Pic shows Emma Carroll, ISPCA Inspector, Michael Creed TD,Minister for Agriculture, Food and the Marine and Alice Lacey, ISPCA Inspector with Pecan, Almond and Hazel
The Animal Health and Welfare Act (AHWA) came into force three years ago on 6th March 2014. Since then the ISPCA National Animal Cruelty Helpline has received over 53,000 calls.
ISPCA Inspectors have carried out 11,065 investigations and over 2,795 animals were seized or surrendered. A total of 92 prosecutions have been initiated, 25 of which have been finalised in court to-date.
The Irish Society for the Prevention of Cruelty to Animals (ISPCA) is today highlighting the constant demand on resources and the difficult and often horrific scenes of animal neglect and abuse encountered by ISPCA Animal Welfare Inspectors. With 90% of ISPCA income received from public donations and through gifts in wills, the ISPCA rely heavily on public support to continue their vital work preventing animal cruelty and alleviating animal suffering.
Today the ISPCA launched their 2016 Inspectorate Report at the Department of Agriculture which focuses primarily on animal cruelty prosecutions initiated by the ISPCA which were finalised in the courts in 2016.
The report outlines 16,312 calls were made to the National Animal Cruelty Helpline resulting in over 3,200 investigations, 995 animals were seized or surrendered, 32 prosecutions initiated resulting in 15 finalised in court, compared to nine in 2015.
ISPCA CEO Dr Andrew Kelly said, “The Animal Health and Welfare Act 2013 which came into force three years ago was a significant step forward for animal welfare in Ireland, but like any legislation it is only as good as its enforcement.

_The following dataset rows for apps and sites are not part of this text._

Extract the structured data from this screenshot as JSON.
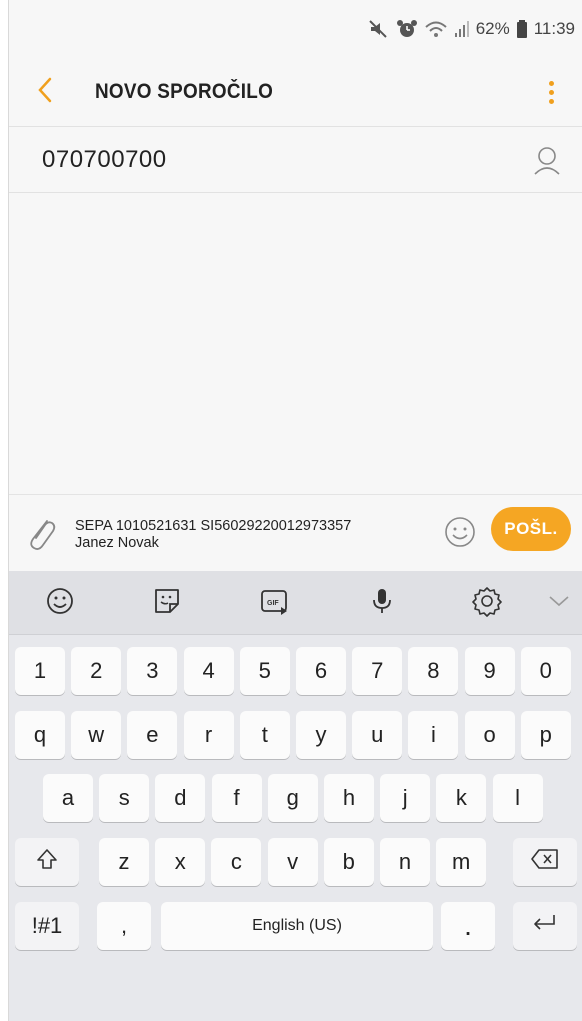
{
  "status_bar": {
    "battery_pct": "62%",
    "time": "11:39"
  },
  "app_bar": {
    "title": "NOVO SPOROČILO"
  },
  "recipient": {
    "number": "070700700"
  },
  "composer": {
    "message": "SEPA 1010521631 SI56029220012973357\nJanez Novak",
    "send_label": "POŠL."
  },
  "keyboard": {
    "row_numbers": [
      "1",
      "2",
      "3",
      "4",
      "5",
      "6",
      "7",
      "8",
      "9",
      "0"
    ],
    "row_top": [
      "q",
      "w",
      "e",
      "r",
      "t",
      "y",
      "u",
      "i",
      "o",
      "p"
    ],
    "row_home": [
      "a",
      "s",
      "d",
      "f",
      "g",
      "h",
      "j",
      "k",
      "l"
    ],
    "row_bottom": [
      "z",
      "x",
      "c",
      "v",
      "b",
      "n",
      "m"
    ],
    "symbols_label": "!#1",
    "comma_label": ",",
    "space_label": "English (US)",
    "period_label": "."
  },
  "colors": {
    "accent": "#f5a623",
    "keyboard_bg": "#e7e8ec",
    "key_bg": "#fbfbfb"
  },
  "icons": [
    "mute-icon",
    "alarm-icon",
    "wifi-icon",
    "signal-icon",
    "battery-icon",
    "back-chevron-icon",
    "more-vert-icon",
    "contact-icon",
    "paperclip-icon",
    "emoji-icon",
    "sticker-icon",
    "gif-icon",
    "mic-icon",
    "settings-icon",
    "chevron-down-icon",
    "shift-icon",
    "backspace-icon",
    "enter-icon"
  ]
}
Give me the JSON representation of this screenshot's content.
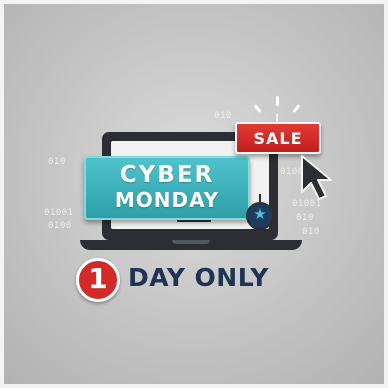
{
  "banner": {
    "line1": "CYBER",
    "line2": "MONDAY"
  },
  "sale_tag": {
    "label": "SALE"
  },
  "promo": {
    "number": "1",
    "text": "DAY ONLY"
  },
  "binary_digits": [
    "010",
    "01001",
    "0100",
    "010",
    "01001",
    "010",
    "010",
    "0100"
  ],
  "colors": {
    "background": "#c4c4c4",
    "banner_teal": "#3eb3bc",
    "sale_red": "#d22a26",
    "laptop_dark": "#2c2e33",
    "text_navy": "#1f3353"
  },
  "icons": [
    "laptop-icon",
    "cursor-arrow-icon",
    "ornament-star-icon",
    "sparkle-icon"
  ]
}
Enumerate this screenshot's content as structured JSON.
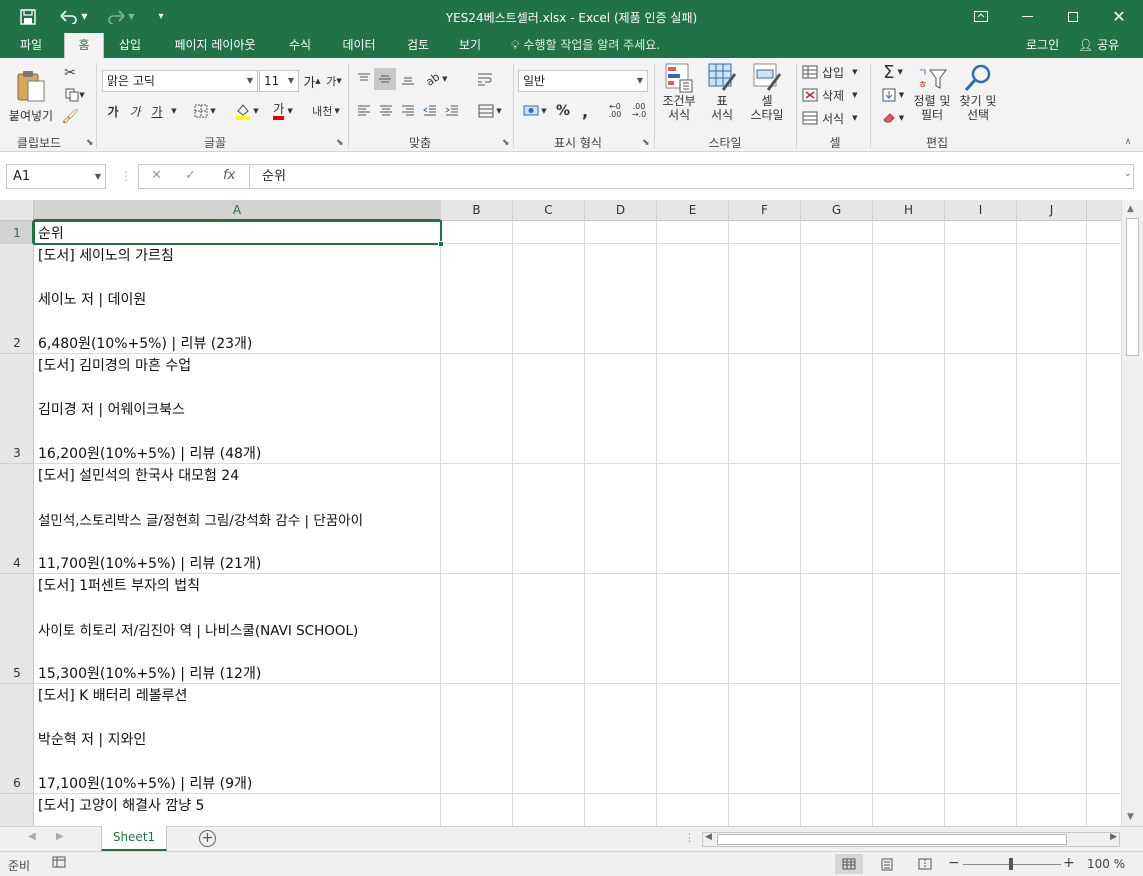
{
  "titlebar": {
    "title": "YES24베스트셀러.xlsx - Excel (제품 인증 실패)",
    "save_icon": "save-icon",
    "undo_icon": "undo-icon",
    "redo_icon": "redo-icon",
    "customize_icon": "customize-qat-icon",
    "ribbon_options_icon": "ribbon-display-icon",
    "minimize_icon": "minimize-icon",
    "maximize_icon": "maximize-icon",
    "close_icon": "close-icon"
  },
  "tabs": {
    "items": [
      "파일",
      "홈",
      "삽입",
      "페이지 레이아웃",
      "수식",
      "데이터",
      "검토",
      "보기"
    ],
    "active": "홈",
    "tell_me": "수행할 작업을 알려 주세요.",
    "login": "로그인",
    "share": "공유"
  },
  "ribbon": {
    "clipboard": {
      "label": "클립보드",
      "paste": "붙여넣기"
    },
    "font": {
      "label": "글꼴",
      "font_name": "맑은 고딕",
      "font_size": "11",
      "bold": "가",
      "italic": "가",
      "underline": "가",
      "font_color_glyph": "가",
      "phonetic": "내천"
    },
    "alignment": {
      "label": "맞춤"
    },
    "number": {
      "label": "표시 형식",
      "format": "일반",
      "percent": "%",
      "comma": ","
    },
    "styles": {
      "label": "스타일",
      "conditional": [
        "조건부",
        "서식"
      ],
      "table": [
        "표",
        "서식"
      ],
      "cell_style": [
        "셀",
        "스타일"
      ]
    },
    "cells": {
      "label": "셀",
      "insert": "삽입",
      "delete": "삭제",
      "format": "서식"
    },
    "editing": {
      "label": "편집",
      "sum": "Σ",
      "sort_filter": [
        "정렬 및",
        "필터"
      ],
      "find_select": [
        "찾기 및",
        "선택"
      ]
    }
  },
  "formula_bar": {
    "name_box": "A1",
    "fx": "fx",
    "content": "순위"
  },
  "grid": {
    "columns": [
      "A",
      "B",
      "C",
      "D",
      "E",
      "F",
      "G",
      "H",
      "I",
      "J"
    ],
    "rows": [
      {
        "num": "1",
        "lines": [
          "순위"
        ]
      },
      {
        "num": "2",
        "lines": [
          "[도서] 세이노의 가르침",
          "",
          "세이노 저 | 데이원",
          "",
          "6,480원(10%+5%) | 리뷰 (23개)"
        ]
      },
      {
        "num": "3",
        "lines": [
          "[도서] 김미경의 마흔 수업",
          "",
          "김미경 저 | 어웨이크북스",
          "",
          "16,200원(10%+5%) | 리뷰 (48개)"
        ]
      },
      {
        "num": "4",
        "lines": [
          "[도서] 설민석의 한국사 대모험 24",
          "",
          "설민석,스토리박스 글/정현희 그림/강석화 감수 | 단꿈아이",
          "",
          "11,700원(10%+5%) | 리뷰 (21개)"
        ]
      },
      {
        "num": "5",
        "lines": [
          "[도서] 1퍼센트 부자의 법칙",
          "",
          "사이토 히토리 저/김진아 역 | 나비스쿨(NAVI SCHOOL)",
          "",
          "15,300원(10%+5%) | 리뷰 (12개)"
        ]
      },
      {
        "num": "6",
        "lines": [
          "[도서] K 배터리 레볼루션",
          "",
          "박순혁 저 | 지와인",
          "",
          "17,100원(10%+5%) | 리뷰 (9개)"
        ]
      },
      {
        "num": "",
        "lines": [
          "[도서] 고양이 해결사 깜냥 5"
        ]
      }
    ]
  },
  "sheets": {
    "tabs": [
      "Sheet1"
    ],
    "active": "Sheet1",
    "add": "+"
  },
  "status": {
    "ready": "준비",
    "zoom": "100 %",
    "zoom_out": "−",
    "zoom_in": "+"
  },
  "colors": {
    "accent": "#217346",
    "ribbon_bg": "#f3f3f3",
    "header_bg": "#e6e6e6",
    "gridline": "#dadada"
  }
}
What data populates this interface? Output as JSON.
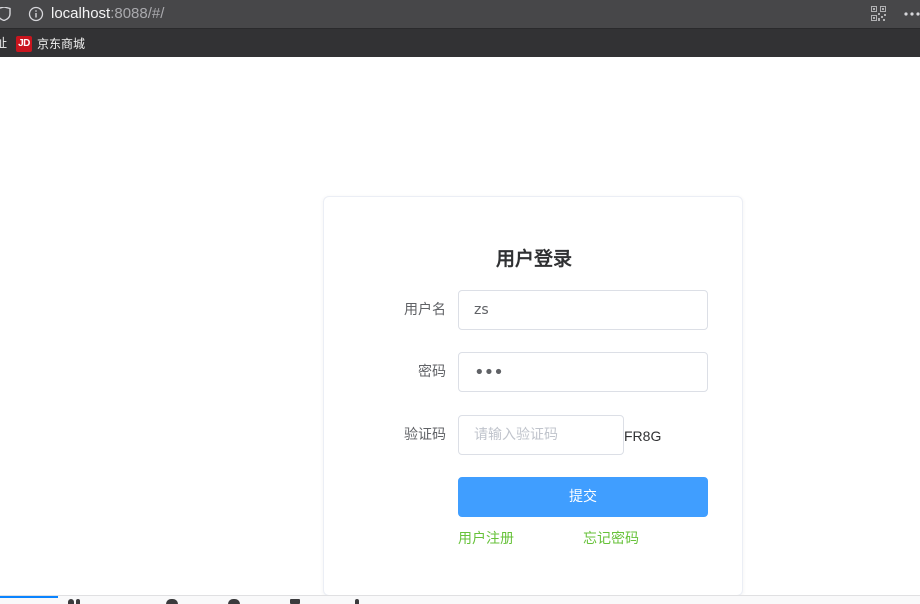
{
  "browser": {
    "url_host": "localhost",
    "url_rest": ":8088/#/",
    "icons": {
      "shield": "shield-icon",
      "info": "info-icon",
      "qr": "qr-code-icon",
      "more": "more-icon"
    }
  },
  "bookmarks": {
    "partial_label": "址",
    "items": [
      {
        "logo_text": "JD",
        "label": "京东商城",
        "logo_color": "#c9151e"
      }
    ]
  },
  "login": {
    "title": "用户登录",
    "username": {
      "label": "用户名",
      "value": "zs"
    },
    "password": {
      "label": "密码",
      "value": "•••"
    },
    "captcha": {
      "label": "验证码",
      "placeholder": "请输入验证码",
      "code": "FR8G"
    },
    "submit_label": "提交",
    "register_link": "用户注册",
    "forgot_link": "忘记密码"
  },
  "colors": {
    "primary": "#409eff",
    "link": "#67c23a",
    "chrome_dark": "#474749",
    "bookmarks_bg": "#323234"
  }
}
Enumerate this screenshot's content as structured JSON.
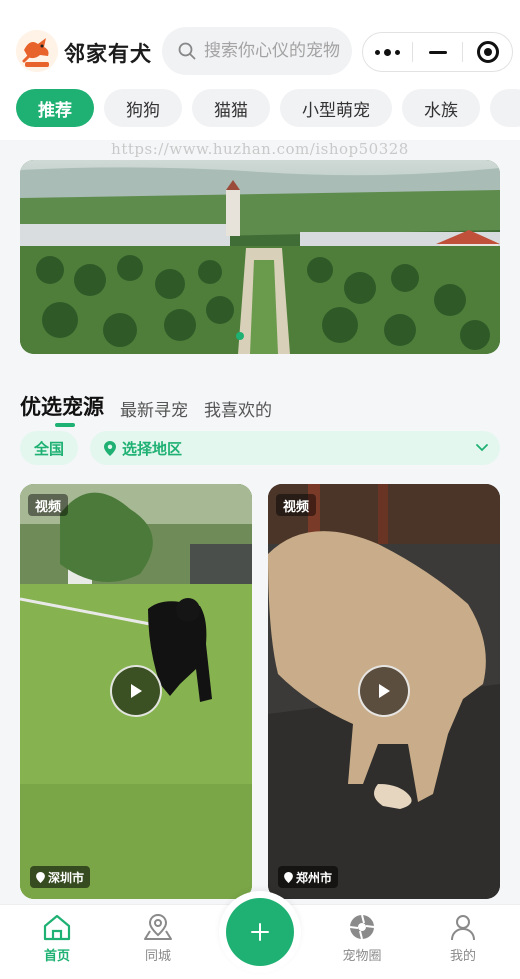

Our Inspectors became authorised officers under the AHWA in May 2014 and since then have used their statutory powers effectively to deal with animal neglect, cruelty and abuse. In 2016 alone, our Inspectors initiated 32 prosecutions and saw 15 finalised in court with successful conclusions. Although we would like to see stronger penalties for animal cruelty to act as a deterrent, we would like to get the message across that all animal owners and anyone who looks after animals have a legal obligation to provide them with their welfare needs. Failure to do so will result in them being held to account. The ISPCA will not tolerate animal cruelty and will do all that we can to stamp it out in Ireland. However, we currently only have eight Inspectors covering 17 counties. Our resources are stretched to breaking point and we need more Inspectors on the ground dealing with animal cruelty. Our aim is to recruit enough Inspectors to cover the whole of the country and we would like to appeal to the animal loving public to help us with this work.
"I would like to take this opportunity to ask the Government to support the ISPCA in our fight against animal cruelty both financially and through legislation. As our services increasingly become stretched to capacity I would also like to call upon the Irish public to continue to support the good work of the ISPCA in any way that they can - by looking at our website to make a single donation or consider becoming regular donors."
Minister Michael Creed, who officially launched the Inspectorate Report on behalf of the ISPCA said: “The Department of Agriculture Food and the Marine fully supports the ISPCA Inspectorate team and congratulates them on their work investigating allegations of animal cruelty to domestic animals. The Animal Health and Welfare Act 2013 (which provides for authorisation of ISPCA Inspectors) is now three years in operation and I look forward to the ISPCA’s continuing engagement with my Department in order to ensure that animals are protected and that those responsible for neglecting, abusing or cruelly treating animals will be dealt with robustly. I would like to remind any person who owns or keeps animals that the Animal Health and Welfare Act places a legal responsibility on them to provide for the welfare needs of all animals”.